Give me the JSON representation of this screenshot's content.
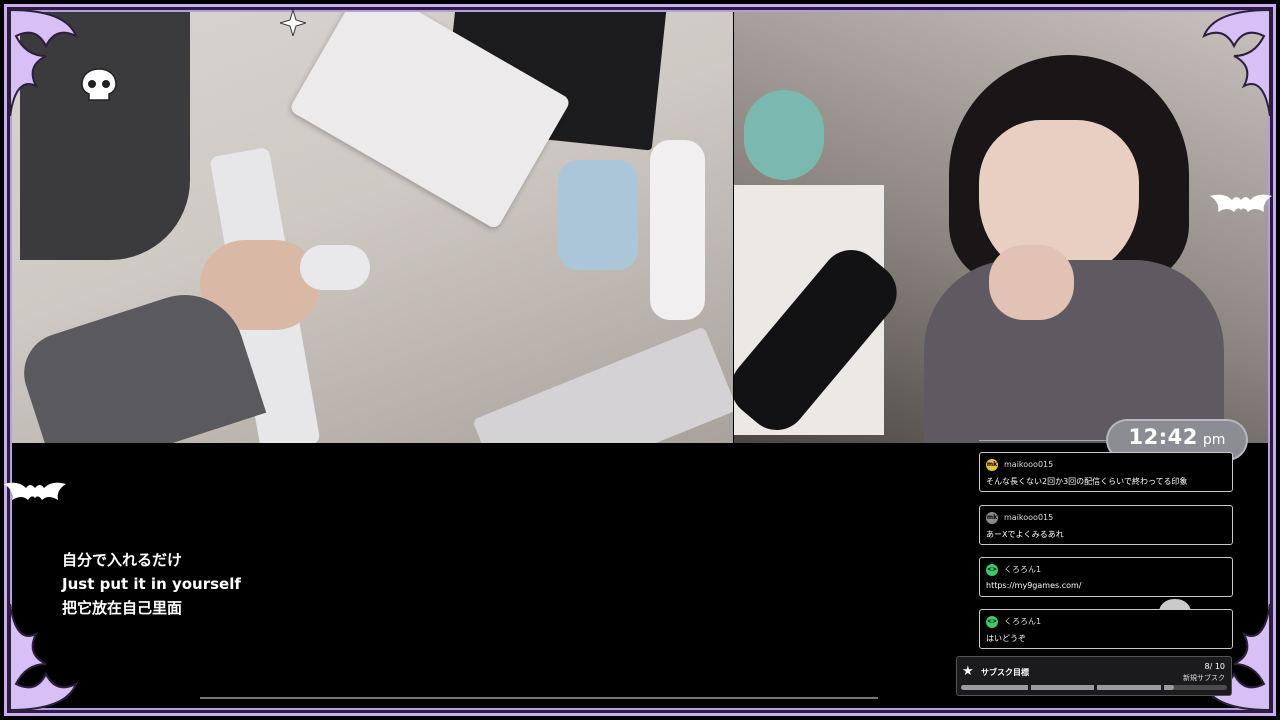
{
  "overlay": {
    "subtitles": {
      "japanese": "自分で入れるだけ",
      "english": "Just put it in yourself",
      "chinese": "把它放在自己里面"
    },
    "clock": {
      "time": "12:42",
      "ampm": "pm"
    },
    "chat": {
      "messages": [
        {
          "user": "maikooo015",
          "avatar_text": "mk",
          "avatar_color": "#e5c23a",
          "text": "そんな長くない2回か3回の配信くらいで終わってる印象"
        },
        {
          "user": "maikooo015",
          "avatar_text": "mk",
          "avatar_color": "#8a8a8a",
          "text": "あーXでよくみるあれ"
        },
        {
          "user": "くろろん1",
          "avatar_text": "<>",
          "avatar_color": "#3ec96b",
          "text": "https://my9games.com/"
        },
        {
          "user": "くろろん1",
          "avatar_text": "<>",
          "avatar_color": "#3ec96b",
          "text": "はいどうぞ"
        }
      ]
    },
    "sub_goal": {
      "title": "サブスク目標",
      "count": "8/ 10",
      "subtitle": "新規サブスク",
      "progress": 0.8,
      "icon": "star-icon"
    }
  },
  "colors": {
    "frame_lilac": "#c8aef0",
    "clock_bg": "#8c8d94"
  }
}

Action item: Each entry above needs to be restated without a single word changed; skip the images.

Response below:
Give me the JSON representation of this screenshot's content.
{
  "overlay": {
    "subtitles": {
      "japanese": "自分で入れるだけ",
      "english": "Just put it in yourself",
      "chinese": "把它放在自己里面"
    },
    "clock": {
      "time": "12:42",
      "ampm": "pm"
    },
    "chat": {
      "messages": [
        {
          "user": "maikooo015",
          "avatar_text": "mk",
          "avatar_color": "#e5c23a",
          "text": "そんな長くない2回か3回の配信くらいで終わってる印象"
        },
        {
          "user": "maikooo015",
          "avatar_text": "mk",
          "avatar_color": "#8a8a8a",
          "text": "あーXでよくみるあれ"
        },
        {
          "user": "くろろん1",
          "avatar_text": "<>",
          "avatar_color": "#3ec96b",
          "text": "https://my9games.com/"
        },
        {
          "user": "くろろん1",
          "avatar_text": "<>",
          "avatar_color": "#3ec96b",
          "text": "はいどうぞ"
        }
      ]
    },
    "sub_goal": {
      "title": "サブスク目標",
      "count": "8/ 10",
      "subtitle": "新規サブスク",
      "progress": 0.8,
      "icon": "star-icon"
    }
  },
  "colors": {
    "frame_lilac": "#c8aef0",
    "clock_bg": "#8c8d94"
  }
}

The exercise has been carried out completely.